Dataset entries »
^^^^
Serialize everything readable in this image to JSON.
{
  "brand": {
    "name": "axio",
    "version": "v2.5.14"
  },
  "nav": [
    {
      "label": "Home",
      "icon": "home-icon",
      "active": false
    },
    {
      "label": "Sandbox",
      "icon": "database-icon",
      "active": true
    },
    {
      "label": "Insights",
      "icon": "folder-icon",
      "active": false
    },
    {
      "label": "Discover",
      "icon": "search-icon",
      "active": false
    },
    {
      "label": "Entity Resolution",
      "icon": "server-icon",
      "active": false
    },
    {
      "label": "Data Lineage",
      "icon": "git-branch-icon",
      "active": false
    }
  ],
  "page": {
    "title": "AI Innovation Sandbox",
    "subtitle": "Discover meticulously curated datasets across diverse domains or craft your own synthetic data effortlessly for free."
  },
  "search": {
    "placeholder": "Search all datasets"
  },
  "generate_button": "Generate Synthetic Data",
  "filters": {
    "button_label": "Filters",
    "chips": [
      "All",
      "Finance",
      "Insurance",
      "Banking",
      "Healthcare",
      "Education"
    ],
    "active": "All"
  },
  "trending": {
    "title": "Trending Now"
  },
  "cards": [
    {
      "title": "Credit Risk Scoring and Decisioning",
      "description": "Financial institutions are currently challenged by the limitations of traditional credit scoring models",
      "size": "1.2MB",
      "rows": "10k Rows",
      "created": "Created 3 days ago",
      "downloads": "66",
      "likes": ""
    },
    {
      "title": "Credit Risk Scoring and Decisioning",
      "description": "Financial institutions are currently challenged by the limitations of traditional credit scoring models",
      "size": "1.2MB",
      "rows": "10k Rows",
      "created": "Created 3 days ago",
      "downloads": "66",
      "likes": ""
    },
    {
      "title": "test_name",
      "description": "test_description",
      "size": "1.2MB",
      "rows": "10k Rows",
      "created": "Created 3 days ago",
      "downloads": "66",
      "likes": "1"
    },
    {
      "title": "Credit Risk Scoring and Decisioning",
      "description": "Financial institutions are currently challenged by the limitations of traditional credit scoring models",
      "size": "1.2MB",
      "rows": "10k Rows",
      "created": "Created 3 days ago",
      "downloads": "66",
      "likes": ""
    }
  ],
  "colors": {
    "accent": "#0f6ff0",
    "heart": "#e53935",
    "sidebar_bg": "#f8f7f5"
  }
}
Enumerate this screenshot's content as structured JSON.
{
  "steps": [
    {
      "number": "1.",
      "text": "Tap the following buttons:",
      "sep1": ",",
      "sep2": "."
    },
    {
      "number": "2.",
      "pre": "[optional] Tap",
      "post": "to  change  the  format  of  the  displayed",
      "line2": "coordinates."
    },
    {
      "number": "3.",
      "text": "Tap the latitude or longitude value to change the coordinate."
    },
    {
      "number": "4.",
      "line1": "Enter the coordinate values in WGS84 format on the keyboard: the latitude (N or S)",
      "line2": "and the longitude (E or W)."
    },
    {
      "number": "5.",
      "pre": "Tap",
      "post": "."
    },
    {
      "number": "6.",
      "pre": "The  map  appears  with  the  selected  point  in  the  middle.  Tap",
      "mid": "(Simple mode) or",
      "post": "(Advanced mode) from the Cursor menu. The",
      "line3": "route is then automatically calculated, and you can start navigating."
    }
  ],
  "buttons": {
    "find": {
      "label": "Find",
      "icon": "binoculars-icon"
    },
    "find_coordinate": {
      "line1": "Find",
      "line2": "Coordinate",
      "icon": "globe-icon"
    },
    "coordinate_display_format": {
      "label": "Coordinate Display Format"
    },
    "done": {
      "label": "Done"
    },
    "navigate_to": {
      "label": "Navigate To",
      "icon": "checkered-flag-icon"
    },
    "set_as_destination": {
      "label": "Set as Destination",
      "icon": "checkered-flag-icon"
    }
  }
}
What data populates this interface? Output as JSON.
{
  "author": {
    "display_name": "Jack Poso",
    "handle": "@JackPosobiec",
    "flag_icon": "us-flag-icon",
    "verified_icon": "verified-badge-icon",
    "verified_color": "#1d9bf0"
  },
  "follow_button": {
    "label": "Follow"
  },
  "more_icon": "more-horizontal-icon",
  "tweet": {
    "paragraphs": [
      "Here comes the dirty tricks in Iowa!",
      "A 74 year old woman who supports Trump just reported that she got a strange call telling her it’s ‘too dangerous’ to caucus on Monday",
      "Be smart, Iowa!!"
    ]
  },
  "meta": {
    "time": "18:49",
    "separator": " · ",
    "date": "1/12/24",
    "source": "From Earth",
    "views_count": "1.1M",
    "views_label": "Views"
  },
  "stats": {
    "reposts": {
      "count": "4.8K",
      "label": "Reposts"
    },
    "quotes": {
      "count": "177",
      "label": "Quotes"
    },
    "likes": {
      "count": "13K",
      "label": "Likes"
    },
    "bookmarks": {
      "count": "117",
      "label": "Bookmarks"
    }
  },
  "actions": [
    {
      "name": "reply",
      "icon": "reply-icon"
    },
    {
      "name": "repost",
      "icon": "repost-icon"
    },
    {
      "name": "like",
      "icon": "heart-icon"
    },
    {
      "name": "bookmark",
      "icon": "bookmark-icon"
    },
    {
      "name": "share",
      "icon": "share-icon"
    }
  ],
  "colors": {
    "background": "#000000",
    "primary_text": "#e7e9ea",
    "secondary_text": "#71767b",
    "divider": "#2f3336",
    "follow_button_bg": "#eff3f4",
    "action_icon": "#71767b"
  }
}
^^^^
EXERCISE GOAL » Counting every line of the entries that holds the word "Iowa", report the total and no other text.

TASK ANSWER » 2